Sinai's dreams come true: short film goes viral
In the short film ‘Sinai’s Forbidden Dreams’, posted on social media websites, children of Sinai share their dreams. Through the film the young actors portray their simple yet forbidden dreams.
The film also chronicles the hostile treatment Sinai residents have received for many years now and specifically deals with their marginalisation, with many duties but no rights.
The short film expresses the pains and hopes of the children of Sinai, who, like other children around the world, dream of a shining future. Some of them wish to become police officers to chase criminals while others want to protect their country from enemies. However, their dreams become imprisoned within them.

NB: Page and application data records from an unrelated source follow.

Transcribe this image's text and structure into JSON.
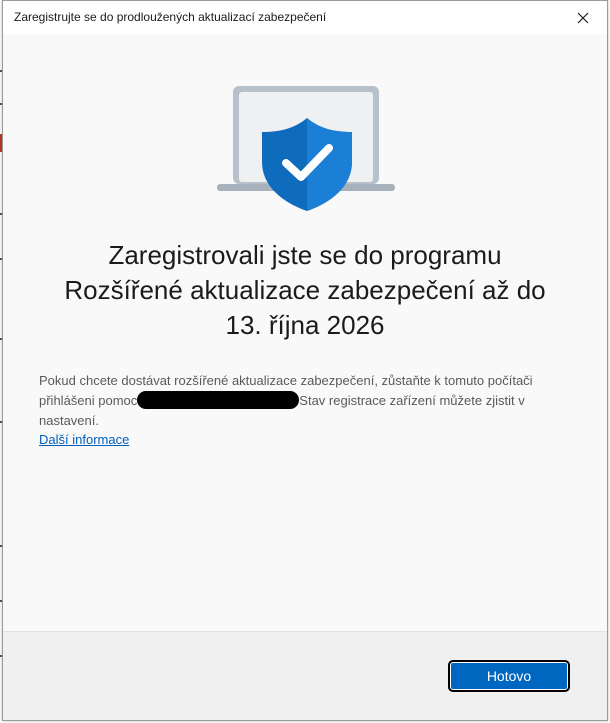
{
  "dialog": {
    "title": "Zaregistrujte se do prodloužených aktualizací zabezpečení",
    "close_icon": "close-icon",
    "hero_icon": "laptop-shield-check-icon"
  },
  "content": {
    "headline_lines": [
      "Zaregistrovali jste se do programu",
      "Rozšířené aktualizace zabezpečení až do",
      "13. října 2026"
    ],
    "body_line1": "Pokud chcete dostávat rozšířené aktualizace zabezpečení, zůstaňte k tomuto počítači",
    "body_line2_before": "přihlášeni pomoc",
    "body_line2_after": "Stav registrace zařízení můžete zjistit v",
    "body_line3": "nastavení.",
    "more_info_link": "Další informace"
  },
  "footer": {
    "done_button": "Hotovo"
  },
  "colors": {
    "accent": "#0067c0",
    "link": "#005fb8",
    "shield": "#0f6cbd"
  }
}
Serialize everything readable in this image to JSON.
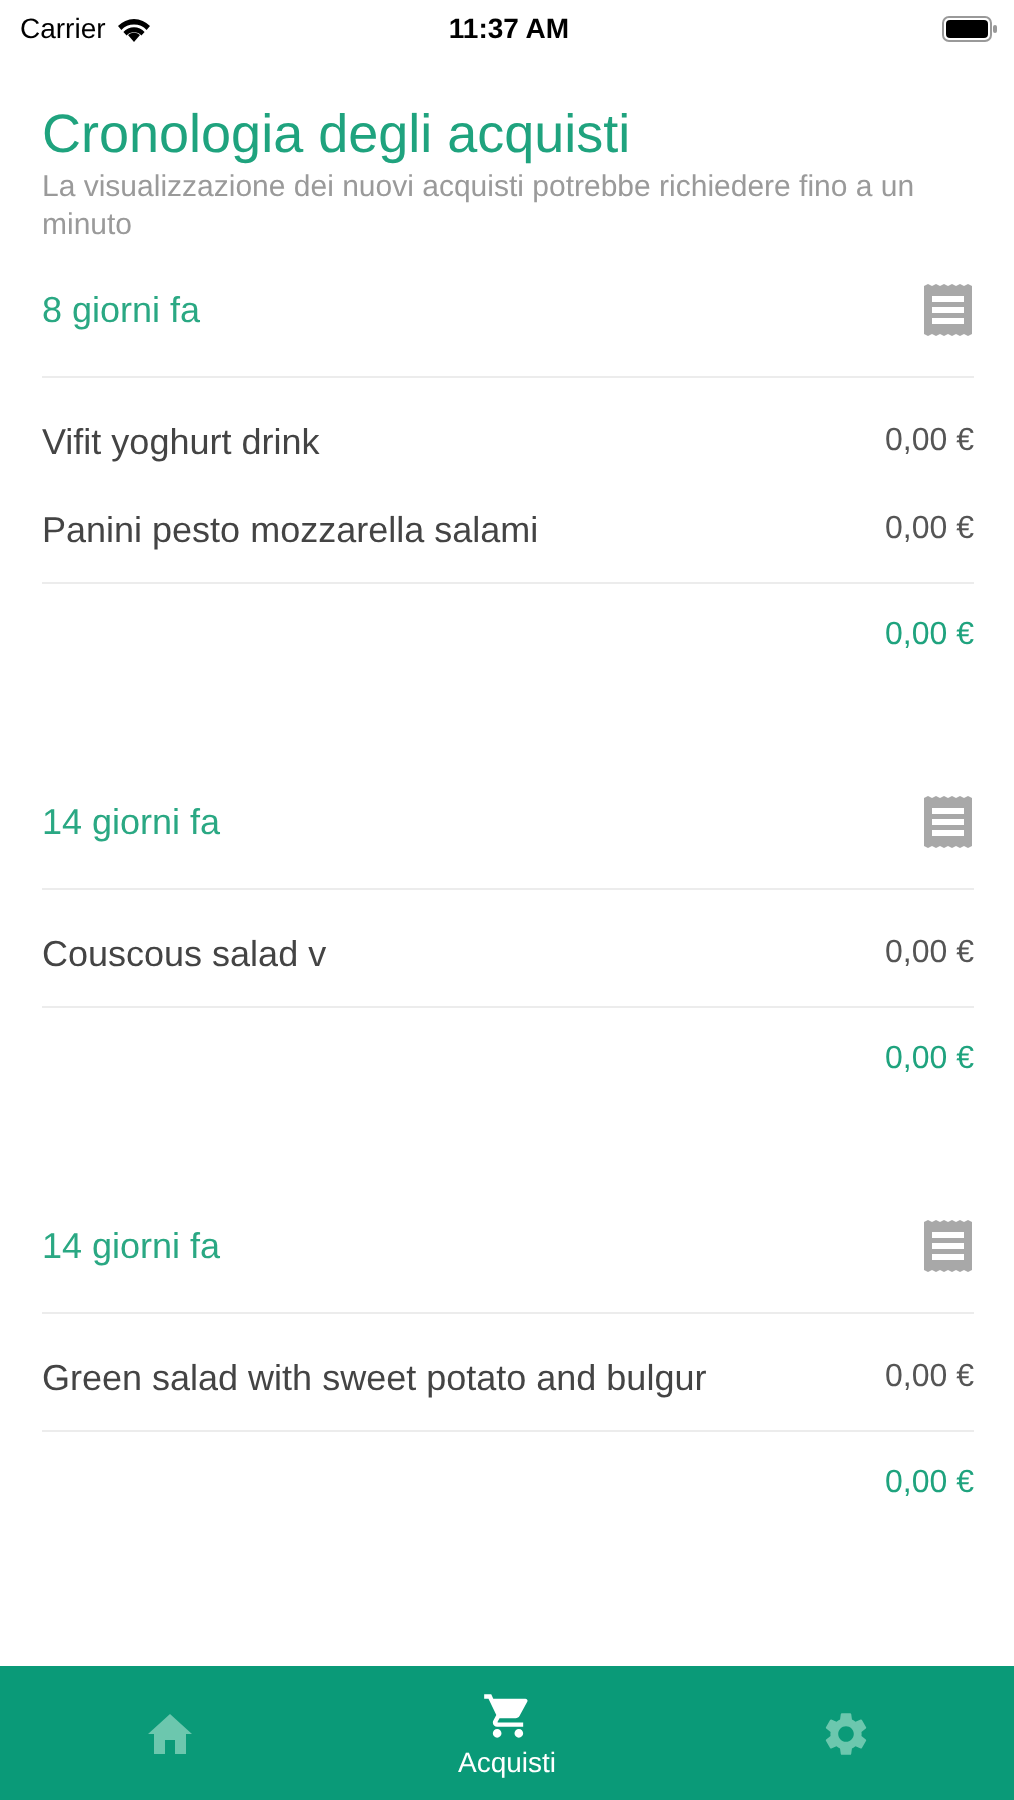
{
  "status_bar": {
    "carrier": "Carrier",
    "time": "11:37 AM"
  },
  "title": "Cronologia degli acquisti",
  "subtitle": "La visualizzazione dei nuovi acquisti potrebbe richiedere fino a un minuto",
  "purchases": [
    {
      "date": "8 giorni fa",
      "items": [
        {
          "name": "Vifit yoghurt drink",
          "price": "0,00 €"
        },
        {
          "name": "Panini pesto mozzarella salami",
          "price": "0,00 €"
        }
      ],
      "total": "0,00 €"
    },
    {
      "date": "14 giorni fa",
      "items": [
        {
          "name": "Couscous salad v",
          "price": "0,00 €"
        }
      ],
      "total": "0,00 €"
    },
    {
      "date": "14 giorni fa",
      "items": [
        {
          "name": "Green salad with sweet potato and bulgur",
          "price": "0,00 €"
        }
      ],
      "total": "0,00 €"
    }
  ],
  "tabs": [
    {
      "kind": "home",
      "selected": false
    },
    {
      "kind": "cart",
      "label": "Acquisti",
      "selected": true
    },
    {
      "kind": "settings",
      "selected": false
    }
  ]
}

The film deals with several career paths which are not available to residents of Sinai. Those career paths are considered of great importance in the country, but Sinai residents are forbidden from pursuing them. The children in the film express their hopes of pursuing such careers to their teacher in a remote school. As the film continues we learn that the teacher had already tried to pursue one of those careers, but failed due to being a Sinai resident.
The film’s director Adel Abou Muslim said that they made the film because Sinai residents are prevented from joining military colleges or the police, from gaining judicial or diplomatic positions, and from taking positions in local intelligence services. He also pointed out that Sinai residents who are enlisted in the army are forced into positions related to agriculture, which he considers a slight to their sense of nationalism.
Ahmed Radwan, the film’s producer, said that he expected the film to be well-received in Sinai and also expects positive acclaim as the film portrays the people’s suffering. He said the film sounded an alarm signaling that the time to end this suffering has come. He added that he hopes that governmental officials get to see the film, which chronicles the reality of Sinai, a precious part of Egypt.
One of the characters in the film, young Seliman, was rejected from military college despite passing all the required tests. Sheikh Salama Salam played his father and he said that he cried a lot during filming because he experienced the same thing as a young man. He also hoped that these stereotypes will disappear so that children of Sinai can fulfill their dreams.
He pointed out that no matter what, dreams continue and no one can prevent children from dreaming of their bright futures. The children of Sinai will continue to buy officers’ costumes and wooden rifles to defend their country at play. The real question: will they find someone to help change their reality, so that they can become real officers with real rifles capable of defending their land and their homes?